Though the Headroom knob does more than any other control to adjust the character of the amp’s distortion, it behaves with a little more subtlety than I expected. In certain applications, it acts somewhat like a master volume. But as a blackface Fender fan, I loved that it could isolate my favorite Blackface sweet spots at my desired volume level in ways master volume amps can’t. I could be almost anywhere on the Volume knob (except for the lowest extremes), hit a note, and hear the sweet sound of 6V6 tone, fattened by the onset of early breakup. And in many ways, it was like having several amps in one, with almost no discernable loss in tone quality as I lowered the Volume from Deluxe Reverb down to Champ levels.
Wide Open Spaces
The Sportsman’s reverb sounds huge when you want it to. But whether you set it to barely perceptible levels or full, lush extremes, the clarity and character of your instrument remains intact. It sounds incredibly three-dimensional and alive in the room, and cranking the Reverb knob adds layer upon layer of lush decay. This full tilt, dripping reverb—combined with plenty of headroom— makes the Sportsman an obvious choice for surfguitar sounds when used with singlecoils, and equally suited to those who love reverb in lighter doses that give an instrument that extra bit of spaciousness.
The Sportsman’s ability to nail vintage, clean, and overdrive sounds—and move beyond them in breadth of tone—arguably makes this Carr a contemporary classic. Factor in the fact that a new Sportsman probably won’t rattle, vibrate, or require potentially costly repairs many years down the road, and that vintage amp starts to look a little less appealing.

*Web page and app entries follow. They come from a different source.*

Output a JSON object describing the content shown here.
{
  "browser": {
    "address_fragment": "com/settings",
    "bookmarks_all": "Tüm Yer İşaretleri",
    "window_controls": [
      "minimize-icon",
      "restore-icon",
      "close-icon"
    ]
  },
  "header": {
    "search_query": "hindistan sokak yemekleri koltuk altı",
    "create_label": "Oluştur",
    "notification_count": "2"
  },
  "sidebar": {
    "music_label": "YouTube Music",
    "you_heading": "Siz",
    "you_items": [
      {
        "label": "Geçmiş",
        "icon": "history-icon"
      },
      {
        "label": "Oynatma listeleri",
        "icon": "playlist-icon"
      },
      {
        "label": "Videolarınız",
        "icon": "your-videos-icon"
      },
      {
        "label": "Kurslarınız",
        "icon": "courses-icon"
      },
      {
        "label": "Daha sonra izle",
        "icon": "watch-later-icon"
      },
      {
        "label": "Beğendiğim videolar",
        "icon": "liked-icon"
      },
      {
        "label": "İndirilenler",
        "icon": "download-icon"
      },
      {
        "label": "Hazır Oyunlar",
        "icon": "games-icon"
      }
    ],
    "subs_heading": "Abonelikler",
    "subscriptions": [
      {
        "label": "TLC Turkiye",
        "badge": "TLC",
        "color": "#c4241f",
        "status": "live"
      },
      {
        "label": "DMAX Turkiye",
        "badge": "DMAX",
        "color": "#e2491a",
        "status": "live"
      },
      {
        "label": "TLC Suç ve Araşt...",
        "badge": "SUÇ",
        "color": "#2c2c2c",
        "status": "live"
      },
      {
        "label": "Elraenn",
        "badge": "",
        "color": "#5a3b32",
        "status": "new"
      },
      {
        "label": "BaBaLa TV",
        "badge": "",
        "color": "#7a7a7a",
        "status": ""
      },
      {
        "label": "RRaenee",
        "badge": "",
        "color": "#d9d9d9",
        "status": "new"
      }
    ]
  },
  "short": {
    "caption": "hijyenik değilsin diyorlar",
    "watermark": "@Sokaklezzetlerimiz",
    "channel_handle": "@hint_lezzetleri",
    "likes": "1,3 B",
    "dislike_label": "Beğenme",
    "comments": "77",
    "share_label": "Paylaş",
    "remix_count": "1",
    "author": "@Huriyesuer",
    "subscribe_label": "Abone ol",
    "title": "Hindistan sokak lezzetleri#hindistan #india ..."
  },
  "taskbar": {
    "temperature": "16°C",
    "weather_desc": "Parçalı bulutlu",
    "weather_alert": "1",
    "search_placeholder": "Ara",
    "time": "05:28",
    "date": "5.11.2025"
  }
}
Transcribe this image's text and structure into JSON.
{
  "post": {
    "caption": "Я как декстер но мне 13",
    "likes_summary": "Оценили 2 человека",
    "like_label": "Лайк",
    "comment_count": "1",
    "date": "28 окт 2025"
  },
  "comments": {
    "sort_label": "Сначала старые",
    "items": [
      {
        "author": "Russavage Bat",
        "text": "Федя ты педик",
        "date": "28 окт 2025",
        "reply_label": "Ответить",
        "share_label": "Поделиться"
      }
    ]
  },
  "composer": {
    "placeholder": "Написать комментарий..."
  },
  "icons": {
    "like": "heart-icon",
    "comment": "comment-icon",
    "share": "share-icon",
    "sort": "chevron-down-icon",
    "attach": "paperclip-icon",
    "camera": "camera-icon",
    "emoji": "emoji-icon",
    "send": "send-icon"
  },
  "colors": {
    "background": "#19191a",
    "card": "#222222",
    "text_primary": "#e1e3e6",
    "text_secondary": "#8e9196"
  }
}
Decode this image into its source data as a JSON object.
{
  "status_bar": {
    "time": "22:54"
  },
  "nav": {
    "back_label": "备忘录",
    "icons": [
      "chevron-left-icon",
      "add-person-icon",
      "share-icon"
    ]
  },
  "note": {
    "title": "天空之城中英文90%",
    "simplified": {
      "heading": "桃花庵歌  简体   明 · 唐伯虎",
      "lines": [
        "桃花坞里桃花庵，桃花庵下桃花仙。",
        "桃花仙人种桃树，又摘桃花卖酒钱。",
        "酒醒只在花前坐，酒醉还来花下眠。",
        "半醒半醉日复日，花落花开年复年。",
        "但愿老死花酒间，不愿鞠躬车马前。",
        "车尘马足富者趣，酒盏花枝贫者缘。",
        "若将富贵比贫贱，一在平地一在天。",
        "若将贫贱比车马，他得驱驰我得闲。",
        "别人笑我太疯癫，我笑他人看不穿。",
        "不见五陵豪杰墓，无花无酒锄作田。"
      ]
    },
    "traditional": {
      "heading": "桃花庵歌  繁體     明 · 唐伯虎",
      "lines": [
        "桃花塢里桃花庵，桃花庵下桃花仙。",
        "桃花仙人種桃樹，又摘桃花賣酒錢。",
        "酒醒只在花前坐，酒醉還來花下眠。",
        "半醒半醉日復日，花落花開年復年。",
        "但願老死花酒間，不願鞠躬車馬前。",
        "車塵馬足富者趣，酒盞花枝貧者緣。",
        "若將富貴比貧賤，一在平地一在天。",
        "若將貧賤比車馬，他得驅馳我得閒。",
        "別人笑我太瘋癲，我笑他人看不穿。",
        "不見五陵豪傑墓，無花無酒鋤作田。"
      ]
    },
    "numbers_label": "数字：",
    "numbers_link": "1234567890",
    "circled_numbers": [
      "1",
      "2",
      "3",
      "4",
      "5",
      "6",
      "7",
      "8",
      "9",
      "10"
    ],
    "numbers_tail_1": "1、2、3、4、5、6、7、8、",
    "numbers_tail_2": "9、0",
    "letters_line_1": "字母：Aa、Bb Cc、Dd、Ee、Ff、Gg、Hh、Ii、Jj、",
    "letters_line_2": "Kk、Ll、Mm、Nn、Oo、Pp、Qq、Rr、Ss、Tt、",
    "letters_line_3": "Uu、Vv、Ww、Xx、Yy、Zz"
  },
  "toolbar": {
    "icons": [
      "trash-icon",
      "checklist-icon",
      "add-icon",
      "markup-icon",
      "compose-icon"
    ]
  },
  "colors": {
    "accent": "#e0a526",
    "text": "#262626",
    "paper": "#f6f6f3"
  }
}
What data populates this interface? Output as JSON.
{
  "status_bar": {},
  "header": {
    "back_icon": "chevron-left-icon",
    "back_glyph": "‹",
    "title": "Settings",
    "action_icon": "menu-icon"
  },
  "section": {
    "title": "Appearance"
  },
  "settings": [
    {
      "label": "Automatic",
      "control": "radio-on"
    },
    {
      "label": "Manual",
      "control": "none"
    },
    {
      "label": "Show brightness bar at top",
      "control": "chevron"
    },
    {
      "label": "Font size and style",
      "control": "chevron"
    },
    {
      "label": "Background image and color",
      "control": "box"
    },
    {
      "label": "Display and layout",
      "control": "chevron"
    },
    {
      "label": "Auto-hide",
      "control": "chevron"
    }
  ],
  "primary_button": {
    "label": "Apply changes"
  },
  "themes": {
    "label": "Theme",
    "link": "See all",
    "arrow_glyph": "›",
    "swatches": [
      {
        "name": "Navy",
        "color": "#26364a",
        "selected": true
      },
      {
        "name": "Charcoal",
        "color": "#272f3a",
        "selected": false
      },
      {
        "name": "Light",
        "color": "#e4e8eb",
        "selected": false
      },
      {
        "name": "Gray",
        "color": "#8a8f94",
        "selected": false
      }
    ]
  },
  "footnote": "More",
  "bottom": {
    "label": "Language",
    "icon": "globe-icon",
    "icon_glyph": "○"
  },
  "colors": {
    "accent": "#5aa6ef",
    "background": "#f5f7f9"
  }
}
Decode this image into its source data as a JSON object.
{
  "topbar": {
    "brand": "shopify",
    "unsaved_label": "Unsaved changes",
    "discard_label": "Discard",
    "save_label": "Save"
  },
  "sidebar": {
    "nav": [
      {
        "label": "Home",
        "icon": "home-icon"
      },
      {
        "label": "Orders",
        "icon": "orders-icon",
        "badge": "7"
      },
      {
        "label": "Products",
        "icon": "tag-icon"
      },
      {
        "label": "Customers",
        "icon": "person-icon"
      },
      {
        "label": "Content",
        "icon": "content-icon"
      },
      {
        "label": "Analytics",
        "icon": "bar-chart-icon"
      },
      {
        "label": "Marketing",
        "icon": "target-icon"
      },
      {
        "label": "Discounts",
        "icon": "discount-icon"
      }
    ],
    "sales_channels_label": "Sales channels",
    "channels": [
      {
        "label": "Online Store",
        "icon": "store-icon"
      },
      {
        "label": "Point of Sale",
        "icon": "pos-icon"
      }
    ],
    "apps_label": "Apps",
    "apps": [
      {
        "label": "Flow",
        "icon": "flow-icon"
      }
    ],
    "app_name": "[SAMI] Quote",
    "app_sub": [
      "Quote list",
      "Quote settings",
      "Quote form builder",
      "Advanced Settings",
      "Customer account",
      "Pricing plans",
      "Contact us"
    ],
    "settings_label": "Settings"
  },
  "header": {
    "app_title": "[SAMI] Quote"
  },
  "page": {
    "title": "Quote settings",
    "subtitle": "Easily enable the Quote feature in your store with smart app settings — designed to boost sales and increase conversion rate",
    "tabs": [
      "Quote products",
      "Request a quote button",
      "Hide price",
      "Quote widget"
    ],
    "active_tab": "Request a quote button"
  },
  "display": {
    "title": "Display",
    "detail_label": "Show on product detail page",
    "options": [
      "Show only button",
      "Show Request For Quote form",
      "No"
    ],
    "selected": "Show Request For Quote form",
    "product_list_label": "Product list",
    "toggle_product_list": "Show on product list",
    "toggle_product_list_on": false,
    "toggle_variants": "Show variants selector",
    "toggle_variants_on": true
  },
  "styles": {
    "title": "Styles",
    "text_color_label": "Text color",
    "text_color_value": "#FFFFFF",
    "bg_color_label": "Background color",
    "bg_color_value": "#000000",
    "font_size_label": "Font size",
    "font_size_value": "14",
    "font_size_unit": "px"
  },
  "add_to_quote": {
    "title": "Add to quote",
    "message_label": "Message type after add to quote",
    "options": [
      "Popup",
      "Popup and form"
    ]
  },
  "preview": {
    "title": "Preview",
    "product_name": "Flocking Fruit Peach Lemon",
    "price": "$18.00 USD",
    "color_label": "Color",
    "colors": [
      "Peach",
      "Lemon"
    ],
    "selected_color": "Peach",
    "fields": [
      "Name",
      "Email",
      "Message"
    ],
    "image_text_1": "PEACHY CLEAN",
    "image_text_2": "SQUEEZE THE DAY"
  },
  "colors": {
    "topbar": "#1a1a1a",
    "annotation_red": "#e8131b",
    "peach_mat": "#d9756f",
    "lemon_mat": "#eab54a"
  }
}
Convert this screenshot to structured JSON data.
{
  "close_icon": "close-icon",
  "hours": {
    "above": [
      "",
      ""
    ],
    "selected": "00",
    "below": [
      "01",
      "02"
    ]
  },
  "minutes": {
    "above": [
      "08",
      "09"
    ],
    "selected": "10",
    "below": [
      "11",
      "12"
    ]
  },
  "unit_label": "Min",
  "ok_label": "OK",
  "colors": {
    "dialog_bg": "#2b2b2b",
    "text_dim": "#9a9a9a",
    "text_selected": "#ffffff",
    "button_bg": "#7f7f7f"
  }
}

The handsome Sportsman is an amplifier of outstanding build-quality and vintage-but- cheeky styling that provides beyond top-shelf tone. If you can swallow the price, it’s worth every cent. But given the price of a clean, vintage Princeton or Deluxe these days, there’s little reason the Sportsman shouldn’t be in your crosshairs.
you’re looking for a volume-versatile, flexible American sound with stellar craftsmanship and great style.
you need that onboard tremolo footswitch, or you’ll take a silverface Princeton at half the Sportsman’s price.
Street $2190 - Carr Amplifiers - carramps.com